Madame President, today, as popular winds blow against the man and woman of faith, we should look to the Constitution and remember that Congress shall make no law respecting an establishment of religion or prohibiting the free exercise thereof. We do a disservice to all Americans if we elevate the rights of one group at the expense of another.
On the one hand, there’s no existing threat to same-sex marriage. It is and will remain legal nationwide regardless of the outcome of this legislation before us, the Respect for Marriage Act.
On the other hand, we have current, real, sustained ongoing assaults on religious freedom. How we proceed today will do nothing to the status quo of same-sex marriage in this country. It’s legal and will remain legal regardless of the outcome of this legislation.
It will, however, if enacted, have profound consequences for people of faith.
In the wake of the Dobbs decision, proponents of this legislation have conjured up a series of hypothetical scenarios resulting in an imagined threat to the ability of same-sex couples to marry and enjoy the privileges of marriage. The rhetorical slippery slope goes something like this. First, they claim that some unknown, unnamed state is on the verge of passing an unknown, yet to be proposed or imagined law prohibiting same-sex marriage. Next, they imagine that federal district courts will uphold this hypothetical state law despite the crystal-clear direction within the Dobbs and Obergefell opinions from the Supreme Court. Should that adventure of unlikely hypotheticals transpire, they envision a case making its way all the way up to the Supreme Court of the United States.
All of this, despite the lack of political will anywhere in the United States to prohibit same-sex marriage. Should that happen, proponents of this bill contend that there is a non-zero chance that one justice could decide to analyze the right to marry, not through the prism of substantive due process, as it has been since Obergefell was decided in 2015, but rather through the lens of the 14th Amendment’s privileges or immunities clause.
Proponents of the bill cite a single line within Justice [Clarence] Thomas’ concurring opinion and suggests that one justice could effectively destroy legal recognition of same-sex marriage, not just prospectively, but undoing currently legal same-sex marriage.
Now, this, Madame President, is a complete fantasy.
I’m not aware of a single state in the United States threatening to pass any law infringing the ability of any same-sex couples to marry or enjoy privileges associated with marriage, nor am I aware of a single state threatening to invalidate, within their borders, marriages entered into in other states, nor is it at all clear that Justice Thomas himself was suggesting that Obergefell be overturned.
He was suggesting that it be analyzed, like all substantive due process jurisprudence, to figure out whether there might be another provision of the Constitution under which it might be more appropriate.
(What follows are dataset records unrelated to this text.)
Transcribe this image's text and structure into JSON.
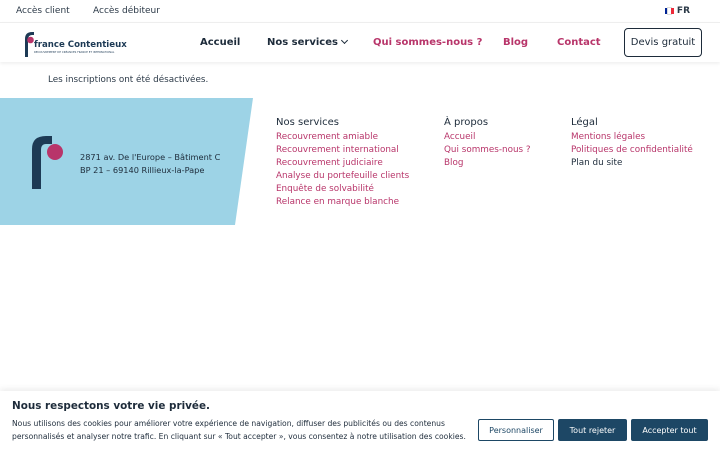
{
  "topbar": {
    "client_access": "Accès client",
    "debtor_access": "Accès débiteur",
    "language": "FR",
    "flag_colors": [
      "#002395",
      "#ffffff",
      "#ed2939"
    ]
  },
  "header": {
    "logo": {
      "name": "france Contentieux",
      "tagline": "RECOUVREMENT DE CRÉANCES FRANCE ET INTERNATIONAL"
    },
    "nav": {
      "home": "Accueil",
      "services": "Nos services",
      "about": "Qui sommes-nous ?",
      "blog": "Blog",
      "contact": "Contact"
    },
    "cta": "Devis gratuit"
  },
  "main": {
    "notice": "Les inscriptions ont été désactivées."
  },
  "footer": {
    "address_line1": "2871 av. De l'Europe – Bâtiment C",
    "address_line2": "BP 21 – 69140 Rillieux-la-Pape",
    "services": {
      "title": "Nos services",
      "items": [
        "Recouvrement amiable",
        "Recouvrement international",
        "Recouvrement judiciaire",
        "Analyse du portefeuille clients",
        "Enquête de solvabilité",
        "Relance en marque blanche"
      ]
    },
    "about": {
      "title": "À propos",
      "items": [
        "Accueil",
        "Qui sommes-nous ?",
        "Blog"
      ]
    },
    "legal": {
      "title": "Légal",
      "items": [
        "Mentions légales",
        "Politiques de confidentialité",
        "Plan du site"
      ]
    }
  },
  "cookie": {
    "title": "Nous respectons votre vie privée.",
    "text": "Nous utilisons des cookies pour améliorer votre expérience de navigation, diffuser des publicités ou des contenus personnalisés et analyser notre trafic. En cliquant sur « Tout accepter », vous consentez à notre utilisation des cookies.",
    "customize": "Personnaliser",
    "reject": "Tout rejeter",
    "accept": "Accepter tout"
  },
  "colors": {
    "accent_pink": "#b8356a",
    "navy": "#1d2b3a",
    "footer_blue": "#9dd3e6",
    "button_navy": "#1d4765"
  }
}
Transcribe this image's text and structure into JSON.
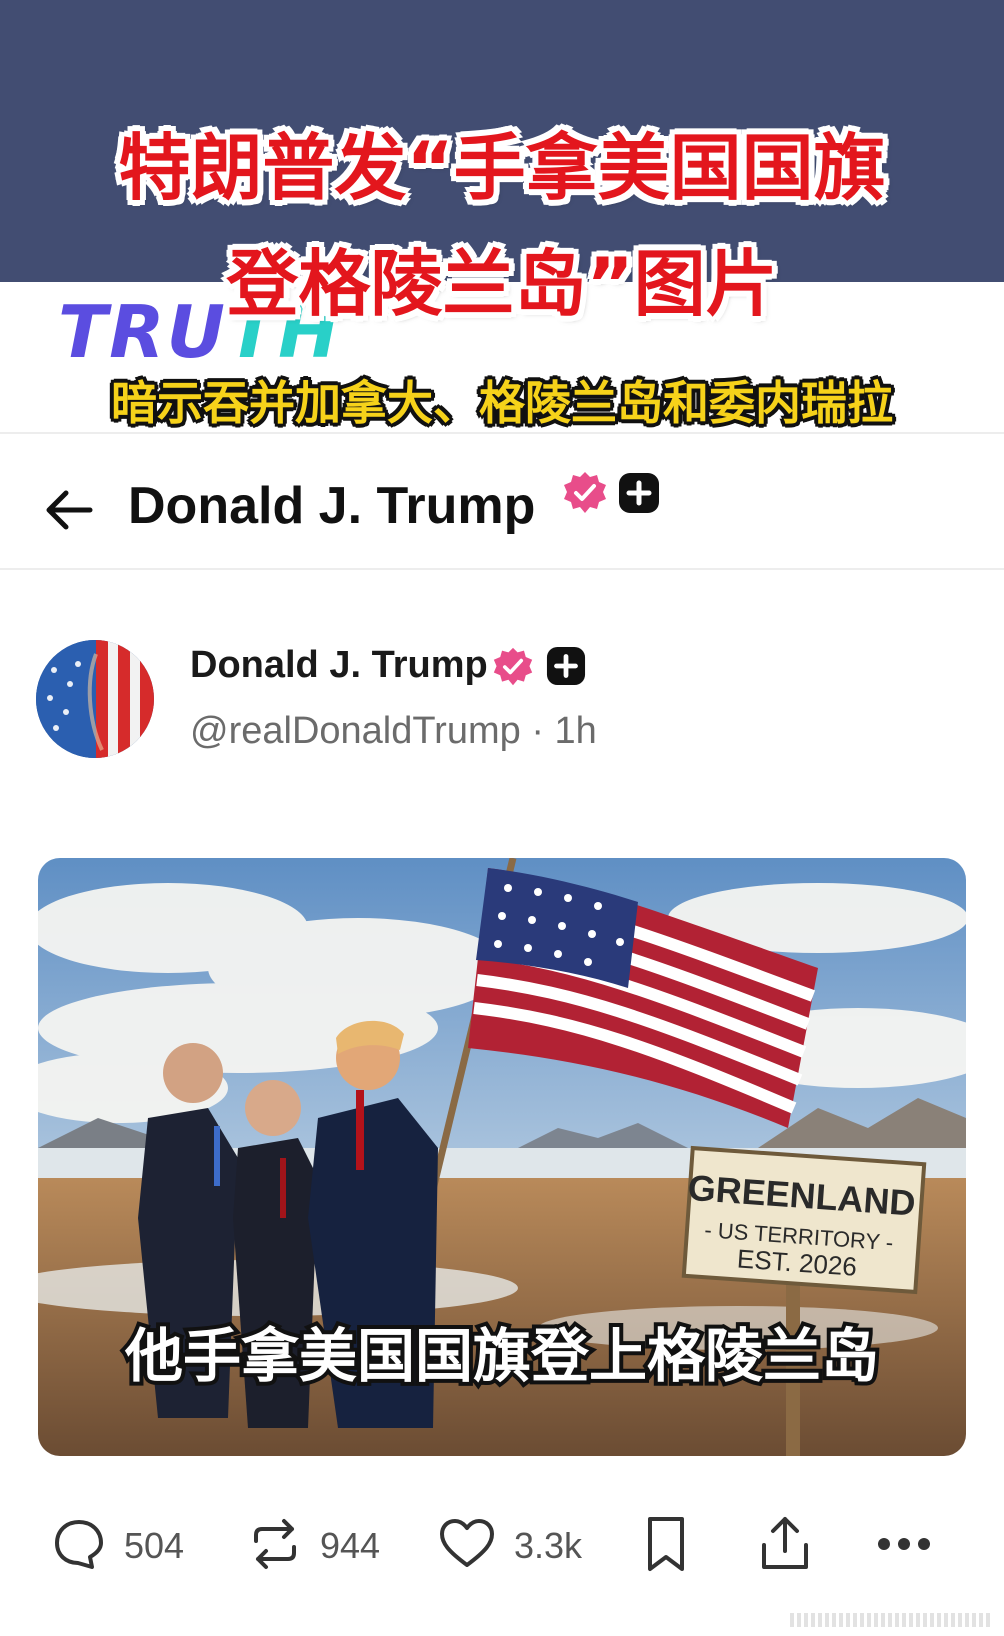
{
  "overlay": {
    "title_line1": "特朗普发“手拿美国国旗",
    "title_line2": "登格陵兰岛”图片",
    "subtitle": "暗示吞并加拿大、格陵兰岛和委内瑞拉",
    "logo_text": "TRUTH"
  },
  "header": {
    "back_icon": "arrow-left-icon",
    "title": "Donald J. Trump",
    "verified_icon": "verified-badge-icon",
    "plus_icon": "plus-badge-icon"
  },
  "post": {
    "author_name": "Donald J. Trump",
    "handle": "@realDonaldTrump",
    "separator": "·",
    "time": "1h",
    "image": {
      "caption": "他手拿美国国旗登上格陵兰岛",
      "sign_line1": "GREENLAND",
      "sign_line2": "- US TERRITORY -",
      "sign_line3": "EST. 2026"
    }
  },
  "actions": {
    "reply": {
      "icon": "comment-icon",
      "count": "504"
    },
    "repost": {
      "icon": "repost-icon",
      "count": "944"
    },
    "like": {
      "icon": "heart-icon",
      "count": "3.3k"
    },
    "bookmark": {
      "icon": "bookmark-icon"
    },
    "share": {
      "icon": "share-icon"
    },
    "more": {
      "icon": "more-icon"
    }
  },
  "colors": {
    "navy_band": "#424d72",
    "title_red": "#e3161d",
    "subtitle_yellow": "#f6d21a",
    "verified_pink": "#e84d8a"
  }
}
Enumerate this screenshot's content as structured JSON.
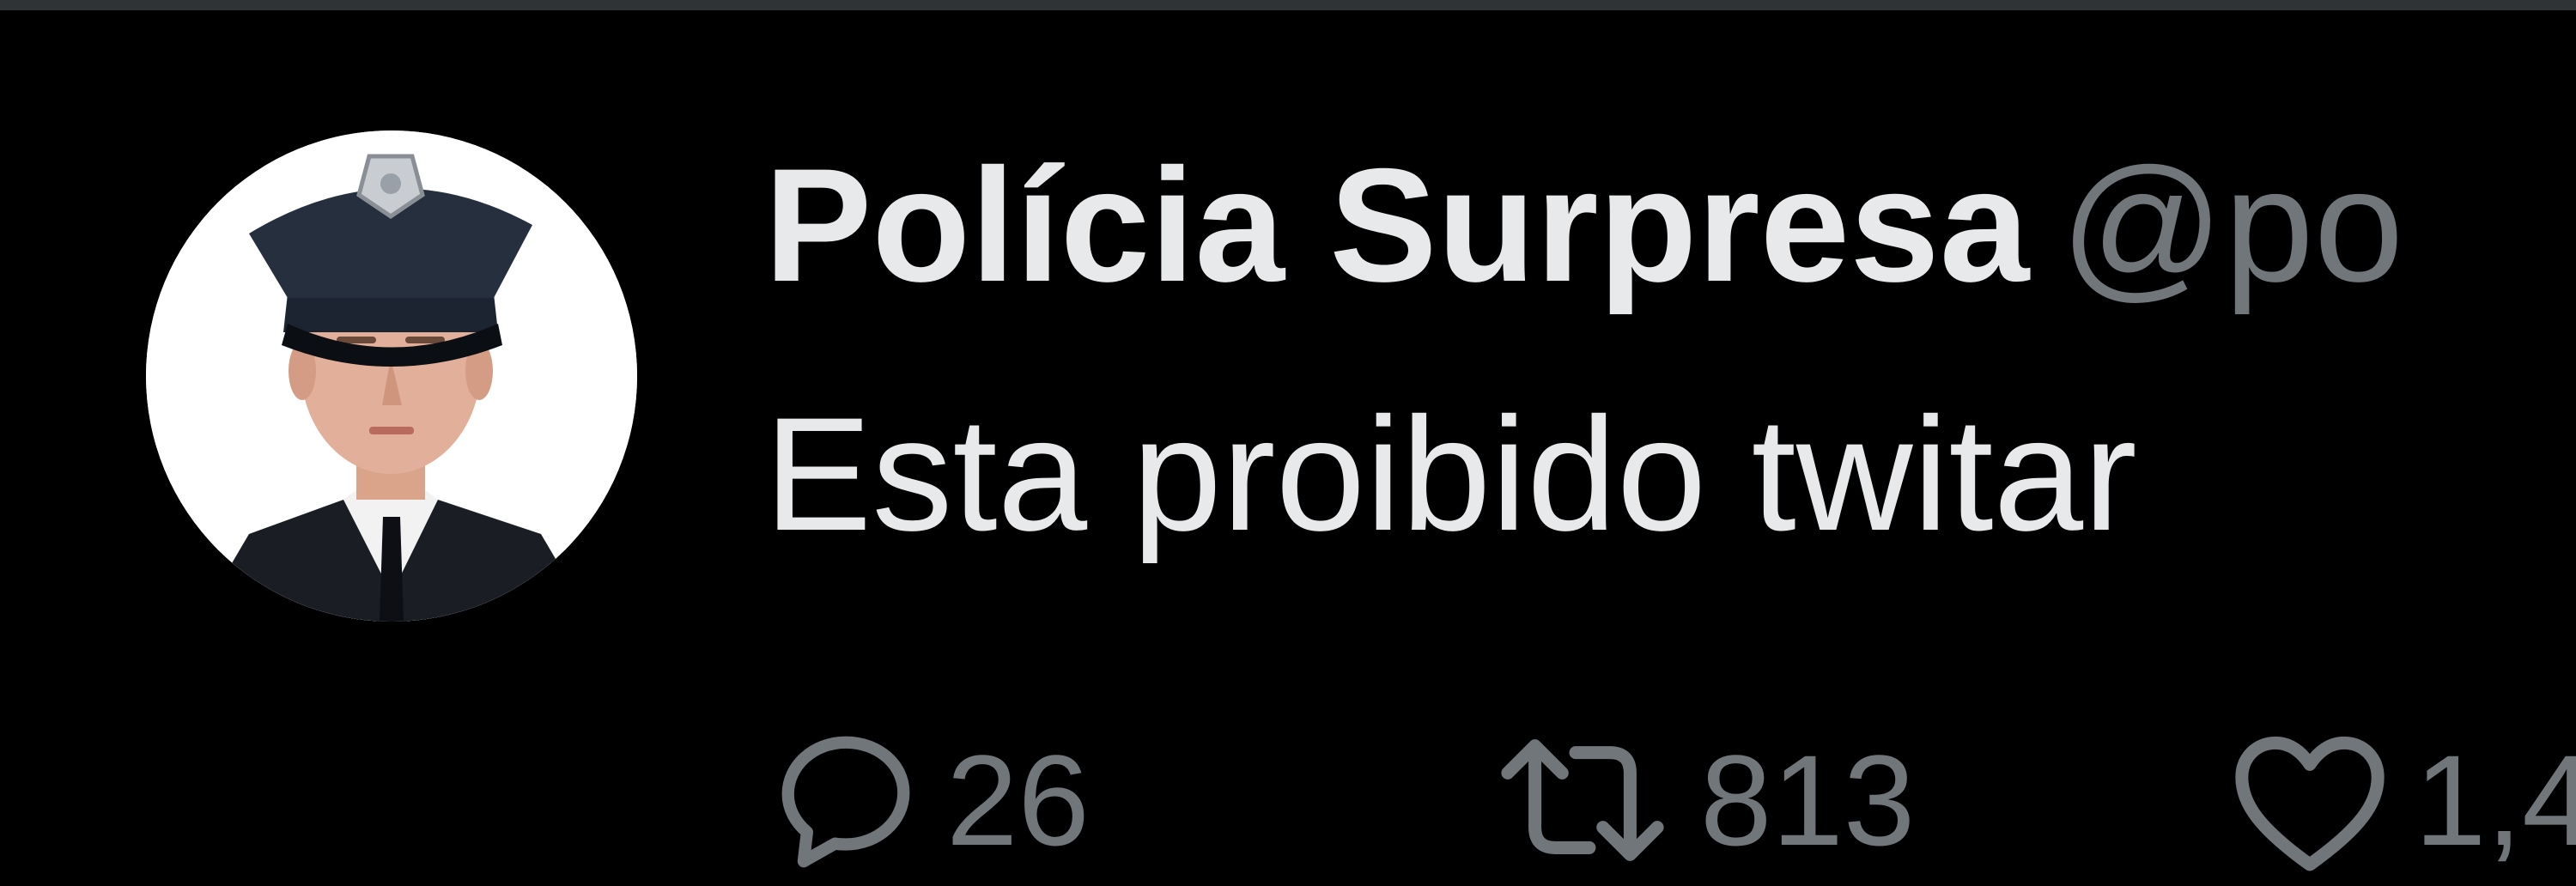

They were attributing to him statements he didn’t make, they were attributing to him analysis he didn’t even undertake in that one statement regarding the doctrine of stare decisis, and then they were attributing to state’s intentions they do not have and have not expressed.
My colleagues have yet to offer even a single example of a same-sex marriage threatened by any current or pending state legislation, not one, not a single one, and they intentionally misinterpret Justice Thomas’ concurring opinion in Dobbs and claim that the sky is falling, but it’s just not happening.
Unfortunately, we are aware of case after case where individuals, charities, small businesses, religious schools, and religious institutions are being hauled into courts to defend themselves for living out their faith. These people are not committing hate crimes against their neighbors. No, they’re not abusing peers for their personal choices either. No, they’re being hauled into courts across this country for serving the poor, the needy, and the refugee in compliance with their sincerely-held religious beliefs.